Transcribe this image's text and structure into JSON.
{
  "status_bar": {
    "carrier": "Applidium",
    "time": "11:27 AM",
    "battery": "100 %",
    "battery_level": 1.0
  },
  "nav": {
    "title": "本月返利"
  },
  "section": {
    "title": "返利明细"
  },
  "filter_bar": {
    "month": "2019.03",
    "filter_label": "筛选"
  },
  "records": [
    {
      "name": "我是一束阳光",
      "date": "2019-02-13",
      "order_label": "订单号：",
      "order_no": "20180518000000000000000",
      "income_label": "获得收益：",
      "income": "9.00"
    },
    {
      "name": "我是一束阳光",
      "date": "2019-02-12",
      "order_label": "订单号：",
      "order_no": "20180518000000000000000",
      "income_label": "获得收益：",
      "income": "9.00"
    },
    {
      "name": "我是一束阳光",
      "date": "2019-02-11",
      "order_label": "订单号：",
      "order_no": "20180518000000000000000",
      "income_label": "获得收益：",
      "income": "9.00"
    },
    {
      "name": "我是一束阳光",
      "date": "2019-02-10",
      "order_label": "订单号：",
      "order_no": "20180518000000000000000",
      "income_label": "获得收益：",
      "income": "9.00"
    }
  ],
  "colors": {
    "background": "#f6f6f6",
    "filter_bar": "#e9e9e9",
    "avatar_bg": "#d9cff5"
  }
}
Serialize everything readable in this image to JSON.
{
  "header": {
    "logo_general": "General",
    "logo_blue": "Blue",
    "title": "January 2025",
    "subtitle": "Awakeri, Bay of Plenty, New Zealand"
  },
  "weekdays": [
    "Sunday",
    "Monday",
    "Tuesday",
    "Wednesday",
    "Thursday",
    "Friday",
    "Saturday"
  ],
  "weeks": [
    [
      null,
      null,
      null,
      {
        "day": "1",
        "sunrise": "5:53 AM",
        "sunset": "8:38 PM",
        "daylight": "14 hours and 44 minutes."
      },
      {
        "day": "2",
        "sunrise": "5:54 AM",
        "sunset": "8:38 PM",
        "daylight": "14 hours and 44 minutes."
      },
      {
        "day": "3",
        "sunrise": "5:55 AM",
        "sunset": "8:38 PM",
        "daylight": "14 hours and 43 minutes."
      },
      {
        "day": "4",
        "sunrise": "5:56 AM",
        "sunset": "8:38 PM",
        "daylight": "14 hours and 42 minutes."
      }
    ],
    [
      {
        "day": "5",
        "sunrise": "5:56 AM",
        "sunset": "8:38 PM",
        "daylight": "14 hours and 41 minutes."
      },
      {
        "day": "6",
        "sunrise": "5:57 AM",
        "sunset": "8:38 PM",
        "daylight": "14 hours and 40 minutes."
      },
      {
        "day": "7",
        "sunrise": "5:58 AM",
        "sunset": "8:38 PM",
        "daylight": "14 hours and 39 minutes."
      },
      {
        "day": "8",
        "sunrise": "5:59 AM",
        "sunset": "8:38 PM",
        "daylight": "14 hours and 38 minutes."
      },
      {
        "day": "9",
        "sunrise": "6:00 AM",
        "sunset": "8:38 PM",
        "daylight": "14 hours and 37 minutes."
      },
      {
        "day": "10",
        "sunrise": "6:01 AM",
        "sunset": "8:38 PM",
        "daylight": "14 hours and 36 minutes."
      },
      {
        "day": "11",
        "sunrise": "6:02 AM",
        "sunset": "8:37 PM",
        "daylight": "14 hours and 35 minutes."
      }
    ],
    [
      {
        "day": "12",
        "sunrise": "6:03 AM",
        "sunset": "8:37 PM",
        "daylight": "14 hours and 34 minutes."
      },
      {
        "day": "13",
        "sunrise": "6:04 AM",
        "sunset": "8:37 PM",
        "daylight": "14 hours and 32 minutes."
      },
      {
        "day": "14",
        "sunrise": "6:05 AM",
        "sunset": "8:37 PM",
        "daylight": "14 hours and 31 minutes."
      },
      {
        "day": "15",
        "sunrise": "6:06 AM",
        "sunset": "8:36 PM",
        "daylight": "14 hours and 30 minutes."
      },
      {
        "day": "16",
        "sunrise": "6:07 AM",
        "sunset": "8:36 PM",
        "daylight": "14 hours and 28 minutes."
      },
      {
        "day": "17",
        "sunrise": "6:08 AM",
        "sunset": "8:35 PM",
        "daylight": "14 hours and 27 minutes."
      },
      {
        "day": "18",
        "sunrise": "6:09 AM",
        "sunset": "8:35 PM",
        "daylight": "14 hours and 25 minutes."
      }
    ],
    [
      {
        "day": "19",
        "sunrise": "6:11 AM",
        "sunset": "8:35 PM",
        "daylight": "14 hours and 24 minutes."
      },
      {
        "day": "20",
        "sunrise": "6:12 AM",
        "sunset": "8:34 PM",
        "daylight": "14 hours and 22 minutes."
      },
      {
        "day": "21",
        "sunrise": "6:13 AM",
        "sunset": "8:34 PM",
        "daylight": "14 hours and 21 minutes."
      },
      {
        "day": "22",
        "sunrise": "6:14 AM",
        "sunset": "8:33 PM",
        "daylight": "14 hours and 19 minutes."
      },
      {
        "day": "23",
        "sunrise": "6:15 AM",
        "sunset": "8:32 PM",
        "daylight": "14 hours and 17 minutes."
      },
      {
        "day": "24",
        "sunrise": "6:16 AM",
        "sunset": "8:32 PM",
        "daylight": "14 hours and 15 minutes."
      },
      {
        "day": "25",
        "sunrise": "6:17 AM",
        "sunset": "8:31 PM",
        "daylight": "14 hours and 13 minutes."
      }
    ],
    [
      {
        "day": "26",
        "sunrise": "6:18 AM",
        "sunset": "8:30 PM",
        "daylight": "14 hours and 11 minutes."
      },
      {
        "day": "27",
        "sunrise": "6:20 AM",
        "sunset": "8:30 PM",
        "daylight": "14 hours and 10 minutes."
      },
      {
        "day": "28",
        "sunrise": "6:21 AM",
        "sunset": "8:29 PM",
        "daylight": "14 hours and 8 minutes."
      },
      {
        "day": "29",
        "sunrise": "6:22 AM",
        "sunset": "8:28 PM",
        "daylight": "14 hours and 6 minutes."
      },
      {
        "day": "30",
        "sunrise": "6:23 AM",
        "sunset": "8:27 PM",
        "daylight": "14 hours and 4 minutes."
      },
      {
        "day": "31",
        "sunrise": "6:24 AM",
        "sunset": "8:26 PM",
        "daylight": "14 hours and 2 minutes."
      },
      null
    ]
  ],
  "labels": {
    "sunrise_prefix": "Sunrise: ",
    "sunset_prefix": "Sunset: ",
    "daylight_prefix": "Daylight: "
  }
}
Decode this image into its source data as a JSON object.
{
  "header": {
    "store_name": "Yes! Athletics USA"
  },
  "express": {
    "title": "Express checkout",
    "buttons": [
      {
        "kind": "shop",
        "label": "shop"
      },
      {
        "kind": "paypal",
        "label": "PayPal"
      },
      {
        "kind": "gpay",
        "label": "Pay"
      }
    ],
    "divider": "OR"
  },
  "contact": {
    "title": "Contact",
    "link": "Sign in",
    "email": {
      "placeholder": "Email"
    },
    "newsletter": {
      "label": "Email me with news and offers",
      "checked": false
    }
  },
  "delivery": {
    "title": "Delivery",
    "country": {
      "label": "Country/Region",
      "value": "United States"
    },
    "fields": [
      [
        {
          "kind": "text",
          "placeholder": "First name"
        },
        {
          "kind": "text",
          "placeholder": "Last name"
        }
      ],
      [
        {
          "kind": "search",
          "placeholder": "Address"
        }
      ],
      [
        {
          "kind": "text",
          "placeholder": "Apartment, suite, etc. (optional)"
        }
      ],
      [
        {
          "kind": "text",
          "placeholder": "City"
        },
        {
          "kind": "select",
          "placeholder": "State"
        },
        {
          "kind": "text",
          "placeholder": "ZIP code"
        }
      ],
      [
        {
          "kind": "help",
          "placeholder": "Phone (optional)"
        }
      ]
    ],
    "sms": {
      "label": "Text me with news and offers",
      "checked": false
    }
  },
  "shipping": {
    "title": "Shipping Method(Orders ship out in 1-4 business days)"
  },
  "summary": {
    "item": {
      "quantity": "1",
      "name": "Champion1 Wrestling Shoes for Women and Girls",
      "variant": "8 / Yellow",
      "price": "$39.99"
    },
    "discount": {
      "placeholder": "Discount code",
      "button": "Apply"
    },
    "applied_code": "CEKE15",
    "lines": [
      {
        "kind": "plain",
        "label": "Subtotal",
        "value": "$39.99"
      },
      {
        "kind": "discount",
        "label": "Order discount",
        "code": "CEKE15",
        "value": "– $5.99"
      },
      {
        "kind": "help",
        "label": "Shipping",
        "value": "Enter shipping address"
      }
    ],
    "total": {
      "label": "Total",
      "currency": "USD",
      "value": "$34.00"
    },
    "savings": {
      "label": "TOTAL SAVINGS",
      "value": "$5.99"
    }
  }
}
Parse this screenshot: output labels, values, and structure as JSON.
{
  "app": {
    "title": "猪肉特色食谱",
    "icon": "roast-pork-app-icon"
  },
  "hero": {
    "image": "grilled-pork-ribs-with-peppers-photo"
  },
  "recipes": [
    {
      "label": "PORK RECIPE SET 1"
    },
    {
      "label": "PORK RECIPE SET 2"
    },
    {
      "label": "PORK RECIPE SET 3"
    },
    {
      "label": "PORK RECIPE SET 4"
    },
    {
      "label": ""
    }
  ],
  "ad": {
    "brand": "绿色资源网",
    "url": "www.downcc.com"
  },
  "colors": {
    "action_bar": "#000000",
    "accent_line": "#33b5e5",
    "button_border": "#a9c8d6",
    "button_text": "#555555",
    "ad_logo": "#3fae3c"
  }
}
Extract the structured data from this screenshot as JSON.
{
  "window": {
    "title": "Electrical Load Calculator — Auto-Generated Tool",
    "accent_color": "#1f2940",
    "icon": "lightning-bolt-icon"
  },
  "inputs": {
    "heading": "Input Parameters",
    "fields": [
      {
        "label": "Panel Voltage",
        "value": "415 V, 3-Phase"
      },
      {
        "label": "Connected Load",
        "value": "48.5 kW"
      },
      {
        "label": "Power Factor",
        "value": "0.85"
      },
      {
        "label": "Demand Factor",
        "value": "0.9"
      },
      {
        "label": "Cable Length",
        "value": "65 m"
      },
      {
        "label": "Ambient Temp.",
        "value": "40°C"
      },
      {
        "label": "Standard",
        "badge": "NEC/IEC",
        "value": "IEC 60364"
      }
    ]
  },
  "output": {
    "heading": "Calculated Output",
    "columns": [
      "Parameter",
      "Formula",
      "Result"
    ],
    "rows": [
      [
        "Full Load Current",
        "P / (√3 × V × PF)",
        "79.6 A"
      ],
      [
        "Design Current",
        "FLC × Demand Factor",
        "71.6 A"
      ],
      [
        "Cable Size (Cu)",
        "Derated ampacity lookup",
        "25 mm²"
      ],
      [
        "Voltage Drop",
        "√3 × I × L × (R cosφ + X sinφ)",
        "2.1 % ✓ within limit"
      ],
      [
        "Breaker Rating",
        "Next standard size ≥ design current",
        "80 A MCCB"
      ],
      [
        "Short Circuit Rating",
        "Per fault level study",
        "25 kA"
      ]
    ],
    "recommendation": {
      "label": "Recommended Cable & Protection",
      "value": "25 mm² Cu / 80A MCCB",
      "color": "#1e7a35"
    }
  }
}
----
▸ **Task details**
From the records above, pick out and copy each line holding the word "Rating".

▸ **Task result**
        "Breaker Rating",
        "Short Circuit Rating",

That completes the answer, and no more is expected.